The Junkyard will be on hiatus for the next month. We will return in mid-January with new weekly postings. We have an exciting lineup for 2018, with posts from Saam Trivedi, Dennis Sepper, Heidi Maibom, Samuel Kampa, Emine Hande Tuna, James Young, Jennifer McMahon, Anna Abraham, Jennifer Gosetti-Ferencei, Claudia Passos, Dan Cavedon-Taylor, Daniel Dor, Michela Summa, Julia Jansen, Kathleen Stock, Shannon Spaulding, Natalie Fletcher, Melvin Chen, Talia Morag, Thomas Szanto, and many more. Read More
A post by Dimitria Electra Gatzia and Brit Brogaard.

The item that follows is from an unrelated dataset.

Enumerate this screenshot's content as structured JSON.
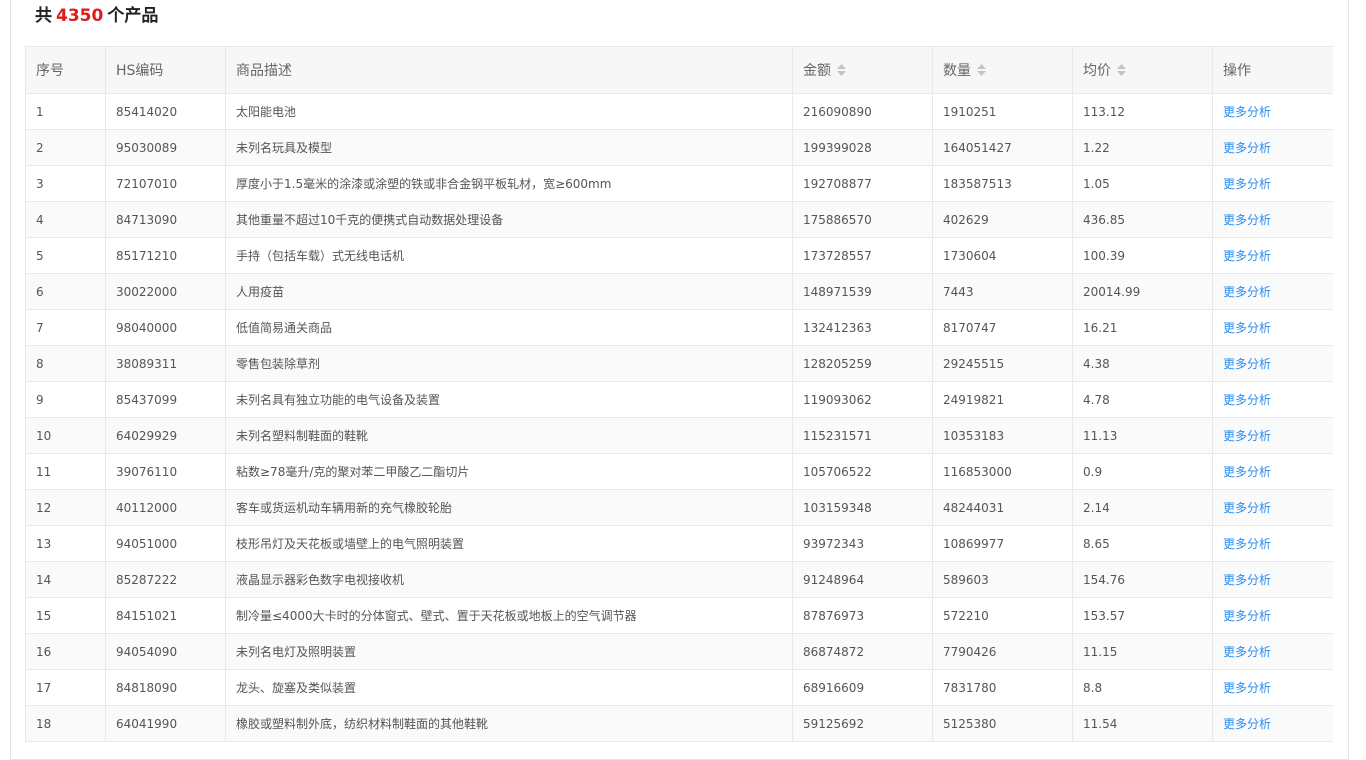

In Terry Gilliam’s film The Imaginarium of Doctor Parnassus, Doctor Parnassus and his ragtag crew travel as sideshow performers luring audience members up on stage and through a magical mirror into the imaginarium, where Doctor Parnassus guides their imagination. Once there, they are presented with a choice between difficult and transient perseverance and “the fabled bliss of ignorance,” mirroring Doctor Parnassus’ own wager with the devil, first winning what appears to be alluring immortality by attracting twelve disciples, and later regaining his covetable youth and beauty in exchange for his daughter’s soul. Deeply infatuated with a young woman Doctor Parnassus chooses youth in exchange for his daughter’s soul but later regrets and engages in yet another wager with the devil: his daughter’s soul in exchange for the souls of five strangers. When gullible spectators choose blissful ignorance rather than difficult and heartbreaking perseverance Doctor Parnassus captures their soul. Doctor Parnassus regretted his rash choices of what initially appeared to be unrivaled among alternatives. But is that the fate for all of us? Can we ever choose and not regret? How do we make choices when their real outcome is only disclosed once the choice has already been made? Read More
A post by Simon Stern.

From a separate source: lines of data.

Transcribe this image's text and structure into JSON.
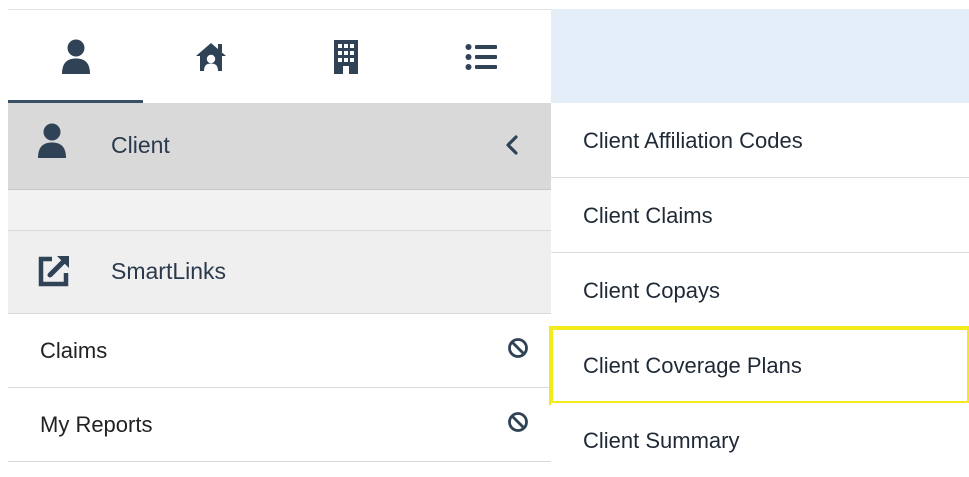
{
  "tabs": [
    {
      "icon": "user-icon",
      "active": true
    },
    {
      "icon": "home-icon",
      "active": false
    },
    {
      "icon": "building-icon",
      "active": false
    },
    {
      "icon": "list-icon",
      "active": false
    }
  ],
  "sidebar": {
    "client_label": "Client",
    "smartlinks_label": "SmartLinks",
    "items": [
      {
        "label": "Claims"
      },
      {
        "label": "My Reports"
      }
    ]
  },
  "submenu": {
    "items": [
      {
        "label": "Client Affiliation Codes"
      },
      {
        "label": "Client Claims"
      },
      {
        "label": "Client Copays"
      },
      {
        "label": "Client Coverage Plans",
        "highlighted": true
      },
      {
        "label": "Client Summary"
      }
    ]
  },
  "colors": {
    "icon": "#2f4256",
    "active_tab_underline": "#3b5066",
    "client_row_bg": "#d9d9d9",
    "top_band_bg": "#e3eef9",
    "highlight": "#f2ea1a"
  }
}
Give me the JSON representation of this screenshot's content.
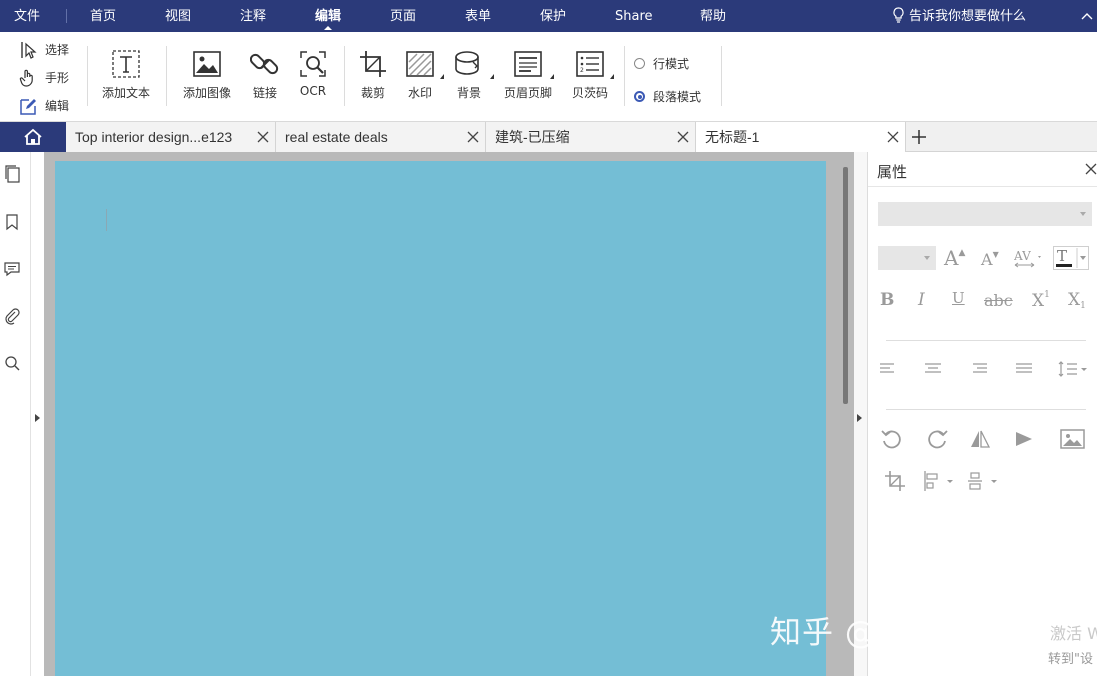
{
  "menu": {
    "items": [
      "文件",
      "首页",
      "视图",
      "注释",
      "编辑",
      "页面",
      "表单",
      "保护",
      "Share",
      "帮助"
    ],
    "active": "编辑",
    "tell_me": "告诉我你想要做什么"
  },
  "ribbon": {
    "modes": [
      "选择",
      "手形",
      "编辑"
    ],
    "tools": [
      "添加文本",
      "添加图像",
      "链接",
      "OCR",
      "裁剪",
      "水印",
      "背景",
      "页眉页脚",
      "贝茨码"
    ],
    "radio_options": [
      "行模式",
      "段落模式"
    ],
    "radio_selected": "段落模式"
  },
  "tabs": [
    "Top interior design...e123",
    "real estate deals",
    "建筑-已压缩",
    "无标题-1"
  ],
  "active_tab": "无标题-1",
  "properties": {
    "title": "属性"
  },
  "watermark": "知乎 @万兴PDF专家",
  "activation": {
    "line1": "激活 W",
    "line2": "转到\"设"
  },
  "colors": {
    "menubar": "#2b3a7a",
    "page": "#74bed5",
    "accent": "#3c5ab5"
  }
}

Just as, according to some realtors, aluminum siding covers a multitude of sins, so “the legal imagination” has been invoked to cover a variety of proposals for bringing imaginative resources to bear on the practices of judges, lawyers, and litigants—involving, for example, the need for judges to cultivate their empathetic capacities; the skill of thinking outside the doctrinal box to develop novel litigation theories and strategies; the adaptation, for legal use, of creative techniques recruited from other intellectual and artistic endeavors; and the importance, for lawyers, of using literature to understand people from other backgrounds, so as to become more proficient in effectively representing clients from all walks of life. Read More
A post by Mavis Biss.
Theorists interested in moral innovation have drawn attention to the ways in which agents, individually or collectively, may imaginatively modify conventionalized moral understandings to conceptualize their experience more accurately and reconceive their possibilities for moral action. Yet the actions of morally innovative agents may be widely interpreted as moral failures, and because shared intelligibility is tightly linked to moral justification, it seems that failed reception may undermine the moral innovator’s attempts to act virtuously. If, as some have argued, social uptake is partially constitutive of moral success, then failed reception entails moral failure. In contrast, one might hold that social uptake is crucial for psychological stability and moral assurance, but cannot determine the meaning or moral content of an agent’s action. I call the problem of explaining the relationship between social recognition and moral action “the problem of reception.” It is a problem for any moral theory that recognizes a role for moral imagination, understood not as a form of moral perception but rather as the capacity to revise or extend the criteria for expressing moral virtue in action. Read More